[Start of section]

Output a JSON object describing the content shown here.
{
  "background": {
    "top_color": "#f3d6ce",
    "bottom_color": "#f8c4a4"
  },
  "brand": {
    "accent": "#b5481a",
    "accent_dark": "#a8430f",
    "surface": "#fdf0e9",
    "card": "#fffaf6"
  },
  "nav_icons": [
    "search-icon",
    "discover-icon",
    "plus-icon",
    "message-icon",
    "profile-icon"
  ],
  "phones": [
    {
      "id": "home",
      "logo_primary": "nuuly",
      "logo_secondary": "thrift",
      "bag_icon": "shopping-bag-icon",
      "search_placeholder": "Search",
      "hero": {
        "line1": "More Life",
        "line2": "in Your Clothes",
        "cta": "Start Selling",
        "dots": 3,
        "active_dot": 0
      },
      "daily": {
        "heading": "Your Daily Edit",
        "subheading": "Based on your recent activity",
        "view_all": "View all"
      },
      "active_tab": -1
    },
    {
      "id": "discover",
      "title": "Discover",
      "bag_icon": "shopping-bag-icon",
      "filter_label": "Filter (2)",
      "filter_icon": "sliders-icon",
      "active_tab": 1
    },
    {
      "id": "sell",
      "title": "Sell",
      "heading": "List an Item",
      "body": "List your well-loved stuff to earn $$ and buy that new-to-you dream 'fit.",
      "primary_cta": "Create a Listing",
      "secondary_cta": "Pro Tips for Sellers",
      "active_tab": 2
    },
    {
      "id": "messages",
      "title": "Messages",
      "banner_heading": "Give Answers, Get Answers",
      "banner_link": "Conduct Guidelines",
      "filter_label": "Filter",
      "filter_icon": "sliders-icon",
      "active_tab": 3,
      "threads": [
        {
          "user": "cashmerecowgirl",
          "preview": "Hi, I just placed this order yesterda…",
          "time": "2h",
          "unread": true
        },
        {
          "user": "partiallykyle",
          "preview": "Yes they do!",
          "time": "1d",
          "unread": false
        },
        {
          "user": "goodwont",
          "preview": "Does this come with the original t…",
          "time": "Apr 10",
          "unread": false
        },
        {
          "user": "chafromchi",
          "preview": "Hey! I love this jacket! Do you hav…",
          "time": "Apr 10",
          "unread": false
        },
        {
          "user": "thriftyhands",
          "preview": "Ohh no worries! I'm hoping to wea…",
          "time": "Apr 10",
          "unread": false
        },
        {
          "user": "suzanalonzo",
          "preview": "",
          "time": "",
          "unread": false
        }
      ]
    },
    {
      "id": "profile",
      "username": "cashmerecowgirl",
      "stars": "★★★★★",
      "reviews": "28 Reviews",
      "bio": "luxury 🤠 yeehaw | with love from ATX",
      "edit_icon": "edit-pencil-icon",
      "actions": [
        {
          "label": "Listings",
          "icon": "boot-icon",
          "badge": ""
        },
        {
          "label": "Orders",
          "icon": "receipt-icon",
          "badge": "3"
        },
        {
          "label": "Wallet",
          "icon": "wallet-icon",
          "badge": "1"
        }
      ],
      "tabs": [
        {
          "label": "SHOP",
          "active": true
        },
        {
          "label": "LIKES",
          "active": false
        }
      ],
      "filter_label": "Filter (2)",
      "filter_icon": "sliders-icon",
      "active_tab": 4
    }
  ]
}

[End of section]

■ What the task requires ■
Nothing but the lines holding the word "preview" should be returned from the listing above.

■ Exercise result ■
          "preview": "Hi, I just placed this order yesterda…",
          "preview": "Yes they do!",
          "preview": "Does this come with the original t…",
          "preview": "Hey! I love this jacket! Do you hav…",
          "preview": "Ohh no worries! I'm hoping to wea…",
          "preview": "",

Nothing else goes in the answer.